Diabetes Center researcher Allison Xu, PhD, is focused on understanding how the central nervous system regulates body weight and glucose levels. She studies how body weight is dependent on the brain sensing and responding to changes in energy stores in the body. Her exciting research often focuses on the hormone leptin and how it works in a critically important organ of the body, the liver.

The liver is responsible for changing fats eaten in the diet to types of fat that can be stored and used by the body. Hepatic steatosis, or fatty liver, is the collection of excessive amounts of triglycerides and other fats inside liver cells which, left untreated, can contribute to numerous illnesses. It has been generally thought to develop via peripheral mechanisms associated with obesity.

This month in the scientific journal Cell Metabolism, Dr. Xu and her team from UCSF, the San Francisco VA Medical Center, and the University of Michigan discovered that the hormone leptin will help suppress the fat content in the liver by stimulating the sympathetic nervous system’s control over the liver. They discovered that leptin can play this suppressive effect, independent of feeding and body weight -- if an enzyme that is involved in various cellular functions is present. If this leptin-induced enzyme, phosphatidylinositol 3-kinase (PI3K), is impaired or reduced, it leads to decreased liver activity and increased triglyceride levels -- without affecting obesity or key insulin signaling pathways in the liver.

This study is significant because conditions such as obesity and liver fat content are strongly correlated with insulin resistance. Thus, this study provides a new view on the role of central leptin resistance in causing obesity-associated fatty liver, insulin resistance and type 2 diabetes.

Dr. Xu is a member of the UCSF's Center for Obesity Assessment, Study and Treatment (COAST). Founded in 2004, COAST is focused on reducing the prevalence and adverse consequences of obesity.
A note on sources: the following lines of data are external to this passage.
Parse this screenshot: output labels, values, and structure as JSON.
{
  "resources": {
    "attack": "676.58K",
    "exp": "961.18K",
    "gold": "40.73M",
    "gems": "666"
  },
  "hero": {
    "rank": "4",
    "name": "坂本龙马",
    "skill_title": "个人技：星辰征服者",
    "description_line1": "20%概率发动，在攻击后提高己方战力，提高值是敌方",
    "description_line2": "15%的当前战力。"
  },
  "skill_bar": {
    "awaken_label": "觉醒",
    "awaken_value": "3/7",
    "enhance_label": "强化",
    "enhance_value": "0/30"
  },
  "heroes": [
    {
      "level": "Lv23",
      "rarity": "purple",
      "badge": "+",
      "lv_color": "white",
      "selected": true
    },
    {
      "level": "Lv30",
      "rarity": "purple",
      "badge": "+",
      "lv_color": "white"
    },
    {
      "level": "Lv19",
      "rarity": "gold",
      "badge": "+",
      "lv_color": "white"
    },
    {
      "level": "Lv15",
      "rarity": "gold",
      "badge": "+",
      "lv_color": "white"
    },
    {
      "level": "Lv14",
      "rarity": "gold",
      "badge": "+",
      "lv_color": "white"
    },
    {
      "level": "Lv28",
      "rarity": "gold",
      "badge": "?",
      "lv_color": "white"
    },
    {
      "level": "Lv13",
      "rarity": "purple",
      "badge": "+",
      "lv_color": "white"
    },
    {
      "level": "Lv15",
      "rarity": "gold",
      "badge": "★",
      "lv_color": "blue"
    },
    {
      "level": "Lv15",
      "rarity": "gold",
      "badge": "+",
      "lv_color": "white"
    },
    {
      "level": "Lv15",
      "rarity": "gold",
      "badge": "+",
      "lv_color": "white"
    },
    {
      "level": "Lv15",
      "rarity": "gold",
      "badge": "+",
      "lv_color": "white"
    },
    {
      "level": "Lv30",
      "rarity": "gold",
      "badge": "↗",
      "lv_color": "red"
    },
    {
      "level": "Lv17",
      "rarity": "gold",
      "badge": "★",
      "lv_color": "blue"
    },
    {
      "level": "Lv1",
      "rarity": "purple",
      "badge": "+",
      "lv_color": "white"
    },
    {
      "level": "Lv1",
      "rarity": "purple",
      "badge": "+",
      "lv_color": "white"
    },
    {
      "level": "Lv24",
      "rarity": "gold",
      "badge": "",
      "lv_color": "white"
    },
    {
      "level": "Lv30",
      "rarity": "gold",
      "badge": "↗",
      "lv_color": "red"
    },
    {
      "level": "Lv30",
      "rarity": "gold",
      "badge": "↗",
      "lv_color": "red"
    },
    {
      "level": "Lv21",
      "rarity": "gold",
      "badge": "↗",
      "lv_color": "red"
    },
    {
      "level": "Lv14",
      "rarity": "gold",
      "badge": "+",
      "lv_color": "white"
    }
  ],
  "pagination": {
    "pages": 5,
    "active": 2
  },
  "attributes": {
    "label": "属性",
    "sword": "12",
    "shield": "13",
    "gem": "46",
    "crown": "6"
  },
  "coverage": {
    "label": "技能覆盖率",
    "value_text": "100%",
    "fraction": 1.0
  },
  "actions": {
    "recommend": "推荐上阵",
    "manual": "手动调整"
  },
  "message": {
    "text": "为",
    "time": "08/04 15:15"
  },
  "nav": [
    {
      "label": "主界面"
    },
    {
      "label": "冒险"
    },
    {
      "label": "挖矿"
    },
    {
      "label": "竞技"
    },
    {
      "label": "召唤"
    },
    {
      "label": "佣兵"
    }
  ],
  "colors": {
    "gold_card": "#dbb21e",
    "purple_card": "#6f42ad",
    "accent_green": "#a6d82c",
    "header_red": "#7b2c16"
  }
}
This group seeks to advance knowledge and understanding of the mechanisms by which stress influences obesity, and to develop effective interventions.